People always seem to find something negative about a good thing – and that’s exactly what I’ve done.
Over the past two decades, cellphones have evolved from giant novelty phones into small computers. Although this provides convenience and a constant source of entertainment, it coincides with a side-effect which reads, “may distract you from everyday life.”
Even tasks as simple as walking to your next class are hindered by checking text messages, email and twitter. Instead of taking in the beauty of your surroundings, your eyes are glued to the screen of your phone while occasionally looking up to make sure you’re not about to walk into a wall. As an avid cellphone user myself, I am aware that I have been frequently guilty of the alleged. On Jan. 26, between 3 and 3:30 p.m. I walked around the school and began to count the number of people who had their phone in hand. I was surprised by my findings as I counted 108 people while I ironically tallied the results on my phone.
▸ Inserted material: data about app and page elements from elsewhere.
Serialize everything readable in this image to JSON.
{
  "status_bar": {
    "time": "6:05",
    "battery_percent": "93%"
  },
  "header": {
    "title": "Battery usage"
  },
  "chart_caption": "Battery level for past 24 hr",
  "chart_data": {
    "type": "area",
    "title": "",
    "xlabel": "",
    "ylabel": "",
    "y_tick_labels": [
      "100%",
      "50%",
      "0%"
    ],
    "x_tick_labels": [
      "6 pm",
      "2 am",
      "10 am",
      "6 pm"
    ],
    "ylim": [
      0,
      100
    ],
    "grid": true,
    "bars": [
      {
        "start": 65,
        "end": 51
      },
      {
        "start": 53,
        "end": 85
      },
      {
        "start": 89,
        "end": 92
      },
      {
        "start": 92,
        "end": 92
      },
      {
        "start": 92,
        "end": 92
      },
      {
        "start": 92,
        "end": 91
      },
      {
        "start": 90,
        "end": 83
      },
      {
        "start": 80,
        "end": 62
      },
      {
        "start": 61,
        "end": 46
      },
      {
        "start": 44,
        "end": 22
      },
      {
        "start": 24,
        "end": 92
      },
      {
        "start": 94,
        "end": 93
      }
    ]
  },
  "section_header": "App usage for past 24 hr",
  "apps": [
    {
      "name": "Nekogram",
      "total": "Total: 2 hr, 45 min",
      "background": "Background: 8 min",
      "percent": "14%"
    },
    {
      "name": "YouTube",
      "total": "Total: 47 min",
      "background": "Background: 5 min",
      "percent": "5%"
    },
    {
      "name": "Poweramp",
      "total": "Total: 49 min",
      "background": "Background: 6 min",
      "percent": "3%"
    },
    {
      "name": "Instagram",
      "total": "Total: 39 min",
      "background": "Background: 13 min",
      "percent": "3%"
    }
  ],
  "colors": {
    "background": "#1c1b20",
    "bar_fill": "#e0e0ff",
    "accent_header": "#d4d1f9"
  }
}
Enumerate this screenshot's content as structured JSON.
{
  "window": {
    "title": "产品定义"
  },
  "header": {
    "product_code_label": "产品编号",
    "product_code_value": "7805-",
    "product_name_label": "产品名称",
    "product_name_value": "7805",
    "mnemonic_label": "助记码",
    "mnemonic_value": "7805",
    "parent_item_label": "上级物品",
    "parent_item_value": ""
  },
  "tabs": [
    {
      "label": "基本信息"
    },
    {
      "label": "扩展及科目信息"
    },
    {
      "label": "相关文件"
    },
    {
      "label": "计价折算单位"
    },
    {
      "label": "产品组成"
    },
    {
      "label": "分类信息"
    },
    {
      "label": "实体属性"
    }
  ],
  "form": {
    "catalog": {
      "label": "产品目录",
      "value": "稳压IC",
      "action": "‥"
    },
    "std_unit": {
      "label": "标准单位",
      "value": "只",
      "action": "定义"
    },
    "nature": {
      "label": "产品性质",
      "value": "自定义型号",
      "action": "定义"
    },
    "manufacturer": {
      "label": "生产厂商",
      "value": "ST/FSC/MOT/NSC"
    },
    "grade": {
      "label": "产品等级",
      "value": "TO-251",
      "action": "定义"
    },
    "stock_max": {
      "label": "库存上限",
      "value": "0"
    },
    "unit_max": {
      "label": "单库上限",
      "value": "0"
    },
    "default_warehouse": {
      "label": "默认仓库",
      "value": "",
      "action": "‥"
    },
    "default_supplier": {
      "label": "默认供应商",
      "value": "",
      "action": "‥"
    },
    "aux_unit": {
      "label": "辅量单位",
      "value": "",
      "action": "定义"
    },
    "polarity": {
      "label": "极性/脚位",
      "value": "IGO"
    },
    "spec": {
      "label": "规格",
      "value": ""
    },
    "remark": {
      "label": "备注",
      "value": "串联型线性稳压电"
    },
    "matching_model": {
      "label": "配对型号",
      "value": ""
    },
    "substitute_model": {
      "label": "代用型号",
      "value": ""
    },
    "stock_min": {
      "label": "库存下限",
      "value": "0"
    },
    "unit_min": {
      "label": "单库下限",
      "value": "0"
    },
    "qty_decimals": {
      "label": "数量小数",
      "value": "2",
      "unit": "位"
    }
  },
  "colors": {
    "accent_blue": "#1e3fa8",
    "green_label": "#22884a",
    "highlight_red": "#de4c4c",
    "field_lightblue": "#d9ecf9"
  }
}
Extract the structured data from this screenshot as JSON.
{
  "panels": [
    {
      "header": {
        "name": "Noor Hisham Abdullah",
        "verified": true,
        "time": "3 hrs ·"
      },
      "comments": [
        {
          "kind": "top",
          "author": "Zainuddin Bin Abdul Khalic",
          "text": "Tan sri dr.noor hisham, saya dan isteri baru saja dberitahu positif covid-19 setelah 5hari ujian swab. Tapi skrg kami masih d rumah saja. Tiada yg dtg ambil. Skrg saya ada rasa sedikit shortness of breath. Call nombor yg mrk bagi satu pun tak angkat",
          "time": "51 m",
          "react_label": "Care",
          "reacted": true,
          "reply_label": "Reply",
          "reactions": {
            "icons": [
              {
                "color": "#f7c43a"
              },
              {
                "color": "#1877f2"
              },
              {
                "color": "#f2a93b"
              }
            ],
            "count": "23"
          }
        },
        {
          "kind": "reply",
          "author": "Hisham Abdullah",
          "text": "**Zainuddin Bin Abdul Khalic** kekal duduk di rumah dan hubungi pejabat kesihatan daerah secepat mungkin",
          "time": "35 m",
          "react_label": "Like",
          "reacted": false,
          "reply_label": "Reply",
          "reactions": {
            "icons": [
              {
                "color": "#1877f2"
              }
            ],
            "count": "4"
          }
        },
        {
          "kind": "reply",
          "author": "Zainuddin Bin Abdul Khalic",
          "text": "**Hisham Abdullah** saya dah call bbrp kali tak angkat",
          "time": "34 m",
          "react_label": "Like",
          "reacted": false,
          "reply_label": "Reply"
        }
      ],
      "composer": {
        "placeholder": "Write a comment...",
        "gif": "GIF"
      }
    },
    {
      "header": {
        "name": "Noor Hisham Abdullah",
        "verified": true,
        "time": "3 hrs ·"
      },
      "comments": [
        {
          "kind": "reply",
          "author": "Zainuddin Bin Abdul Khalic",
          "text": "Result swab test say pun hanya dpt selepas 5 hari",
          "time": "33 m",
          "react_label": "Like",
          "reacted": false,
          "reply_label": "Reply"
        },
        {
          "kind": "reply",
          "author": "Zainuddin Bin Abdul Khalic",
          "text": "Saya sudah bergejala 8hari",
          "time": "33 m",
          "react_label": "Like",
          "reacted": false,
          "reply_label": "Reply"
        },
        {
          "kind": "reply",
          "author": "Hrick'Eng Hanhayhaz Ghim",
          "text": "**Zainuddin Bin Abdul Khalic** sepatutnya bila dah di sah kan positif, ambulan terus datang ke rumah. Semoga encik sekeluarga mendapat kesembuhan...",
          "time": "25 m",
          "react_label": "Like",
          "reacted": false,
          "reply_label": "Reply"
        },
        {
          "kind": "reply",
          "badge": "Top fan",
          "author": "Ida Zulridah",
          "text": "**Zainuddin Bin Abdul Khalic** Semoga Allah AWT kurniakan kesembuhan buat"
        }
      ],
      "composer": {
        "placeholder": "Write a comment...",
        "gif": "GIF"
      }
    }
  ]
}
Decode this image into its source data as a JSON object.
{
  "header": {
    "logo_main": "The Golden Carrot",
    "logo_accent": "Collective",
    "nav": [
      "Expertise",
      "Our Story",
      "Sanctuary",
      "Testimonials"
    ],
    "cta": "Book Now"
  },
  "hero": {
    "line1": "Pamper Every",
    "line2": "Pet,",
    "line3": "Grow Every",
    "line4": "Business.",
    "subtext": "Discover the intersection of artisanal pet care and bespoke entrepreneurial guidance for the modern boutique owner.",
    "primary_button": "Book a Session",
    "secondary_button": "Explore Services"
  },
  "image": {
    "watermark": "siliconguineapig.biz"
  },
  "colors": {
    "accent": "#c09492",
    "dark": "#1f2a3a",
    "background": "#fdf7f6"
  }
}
Cellphones are often praised for giving people the opportunity to be more social; however, it may do the opposite. Cellphone users are often neglecting their immediate company to talk to other people via text. Although it may sometimes be hard to ignore the temptation of checking your phone, the person who you are spending time with deserves your full attention.
Although I am once again guilty of doing this from time to time, I’ve begun to make an effort to neglect my phone instead of my company. I decided to attempt an evening without my phone on Jan. 23, when I went out for dinner with my friends. By the time I got to the restaurant I found myself already reaching for my phone that wasn’t there. After repeating that same action a few more times, I began to get entranced in conversation. By the time I got home, I had no urge to look for my phone.
Linda Frillman, a non-cellphone user, said she has been frustrated while at a dinner with her friends who were more interested in their phones than conversation.
“There were 10 people at my table and five of them had their cellphones out — I think that’s rude,” said Frillman. “When I’m at home I use my computer a lot, but when someone comes over to visit me I don’t sit at my computer. So I don’t understand why if I’m sitting at a table with someone, pulling out a cellphone and texting isn’t equally as rude.”
Cellphones can be a great resource because we now have so much information at our fingertips. There should be no shame in using them from time to time, however, we should begin to recognize our surroundings and choose the right moments to use our phones. Make sure to take in what is around you and engage in conversation because time goes by fast – you don’t want your best memories to be looking at your phone.